I am not afraid but I am alive and because I am alive I am unable to stop thinking and one of the things I think about is him and perhaps in a way he has complicated my life, made my imagination richer and for that I wonder if I should thank him. Thank you, I think, thank you, my caller. I pity you I worry about you; you make me sick you make me furious you make me feel like we are the only two people in the world. I am awake in the night, alone, my body curled quietly under the stars. And you are somewhere else, one hand on yourself, the other hand reaching for the phone. You call and I answer.
We are the only two people in the world and so we do what people do: reach out. And damnit, I have romanticized the situation but part of me believes it: he reaches out by calling and I reach out by writing. He has chosen to reach toward me and I have chosen to reach back, though indirectly – he will never read this – but still, I am writing, in part, to him. And although part of me has softened to my caller I do not want to hear what I hear when he calls. And so we thwart each other: I hang up on him; he does not, cannot hear what I say here. And because the idea of failing to connect breaks my heart I am sad, and because I am sad for this stranger who has, quite clearly, injured my imagination, I am angry. And because my vocabulary often reaches its limits when I am angry, all I can think to scream at him is FUCK YOU. Fuck you, caller. Fuck you.
You make my heart tired, caller… but what you do with your body does not interest me. No, wait, it interests me to this extent: I am curious about why – why do you call? Does your desire have any relationship at all to my understanding of desire; do you think about intimacy, loneliness, fear, love, pleasure, sadness, rage?
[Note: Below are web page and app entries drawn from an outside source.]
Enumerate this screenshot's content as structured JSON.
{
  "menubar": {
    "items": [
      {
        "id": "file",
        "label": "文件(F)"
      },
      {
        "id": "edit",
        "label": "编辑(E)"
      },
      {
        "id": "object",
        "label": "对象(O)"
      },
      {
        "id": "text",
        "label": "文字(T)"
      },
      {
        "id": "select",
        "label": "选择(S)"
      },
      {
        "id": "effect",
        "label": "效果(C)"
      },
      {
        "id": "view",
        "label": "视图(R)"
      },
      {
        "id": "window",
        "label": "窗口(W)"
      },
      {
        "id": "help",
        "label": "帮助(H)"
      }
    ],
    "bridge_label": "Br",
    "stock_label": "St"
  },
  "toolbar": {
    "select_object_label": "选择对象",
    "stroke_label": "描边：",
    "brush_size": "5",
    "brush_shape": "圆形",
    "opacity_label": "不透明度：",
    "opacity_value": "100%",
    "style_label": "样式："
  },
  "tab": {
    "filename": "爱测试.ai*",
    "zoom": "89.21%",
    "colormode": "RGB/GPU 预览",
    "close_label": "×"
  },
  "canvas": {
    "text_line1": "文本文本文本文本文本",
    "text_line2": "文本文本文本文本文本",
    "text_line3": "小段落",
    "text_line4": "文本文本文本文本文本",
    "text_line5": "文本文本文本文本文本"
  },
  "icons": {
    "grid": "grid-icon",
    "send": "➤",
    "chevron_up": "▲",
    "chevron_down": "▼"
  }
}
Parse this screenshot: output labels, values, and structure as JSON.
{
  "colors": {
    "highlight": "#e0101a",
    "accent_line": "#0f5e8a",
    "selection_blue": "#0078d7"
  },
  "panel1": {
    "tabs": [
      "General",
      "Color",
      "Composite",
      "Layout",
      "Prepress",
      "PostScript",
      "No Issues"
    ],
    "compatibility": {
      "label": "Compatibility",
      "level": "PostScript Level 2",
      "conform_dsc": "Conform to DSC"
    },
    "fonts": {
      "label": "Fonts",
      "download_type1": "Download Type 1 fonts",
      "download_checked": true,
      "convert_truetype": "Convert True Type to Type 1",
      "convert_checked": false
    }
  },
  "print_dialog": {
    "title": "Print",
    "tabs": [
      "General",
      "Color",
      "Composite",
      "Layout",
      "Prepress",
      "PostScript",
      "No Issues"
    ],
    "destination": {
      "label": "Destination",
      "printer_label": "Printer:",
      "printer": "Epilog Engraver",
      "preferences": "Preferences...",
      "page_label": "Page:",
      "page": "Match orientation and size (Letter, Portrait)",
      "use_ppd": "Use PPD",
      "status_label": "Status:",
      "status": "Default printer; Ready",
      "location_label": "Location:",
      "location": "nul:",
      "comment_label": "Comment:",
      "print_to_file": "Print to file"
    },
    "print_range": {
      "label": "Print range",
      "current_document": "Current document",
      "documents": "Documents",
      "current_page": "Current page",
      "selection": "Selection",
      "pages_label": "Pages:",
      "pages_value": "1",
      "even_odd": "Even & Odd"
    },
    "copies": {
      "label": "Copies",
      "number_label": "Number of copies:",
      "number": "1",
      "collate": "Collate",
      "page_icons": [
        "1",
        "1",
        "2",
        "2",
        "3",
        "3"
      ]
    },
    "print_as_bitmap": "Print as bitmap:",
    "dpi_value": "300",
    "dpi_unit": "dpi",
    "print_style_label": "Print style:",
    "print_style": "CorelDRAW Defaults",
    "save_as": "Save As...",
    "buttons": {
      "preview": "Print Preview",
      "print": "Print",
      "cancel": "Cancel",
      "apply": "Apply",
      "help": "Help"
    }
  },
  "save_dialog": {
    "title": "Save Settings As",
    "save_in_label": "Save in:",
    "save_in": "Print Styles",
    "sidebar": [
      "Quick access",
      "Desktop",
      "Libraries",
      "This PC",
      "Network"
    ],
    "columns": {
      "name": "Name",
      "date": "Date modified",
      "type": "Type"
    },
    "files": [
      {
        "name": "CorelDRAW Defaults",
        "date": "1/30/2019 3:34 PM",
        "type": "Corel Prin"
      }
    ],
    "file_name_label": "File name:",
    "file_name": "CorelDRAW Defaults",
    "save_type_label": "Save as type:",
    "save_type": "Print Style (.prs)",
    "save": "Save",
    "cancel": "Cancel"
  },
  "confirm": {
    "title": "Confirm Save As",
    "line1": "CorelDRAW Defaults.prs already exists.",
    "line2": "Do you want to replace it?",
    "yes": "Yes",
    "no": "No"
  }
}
What we do with our bodies, alone, together… how we confront ourselves, how we expose ourselves, how we face one another… what we hunger for, just how naked we can feel…
How alike are we? Why do you call?
These questions shake me up, my caller, as much as your whisper in the night.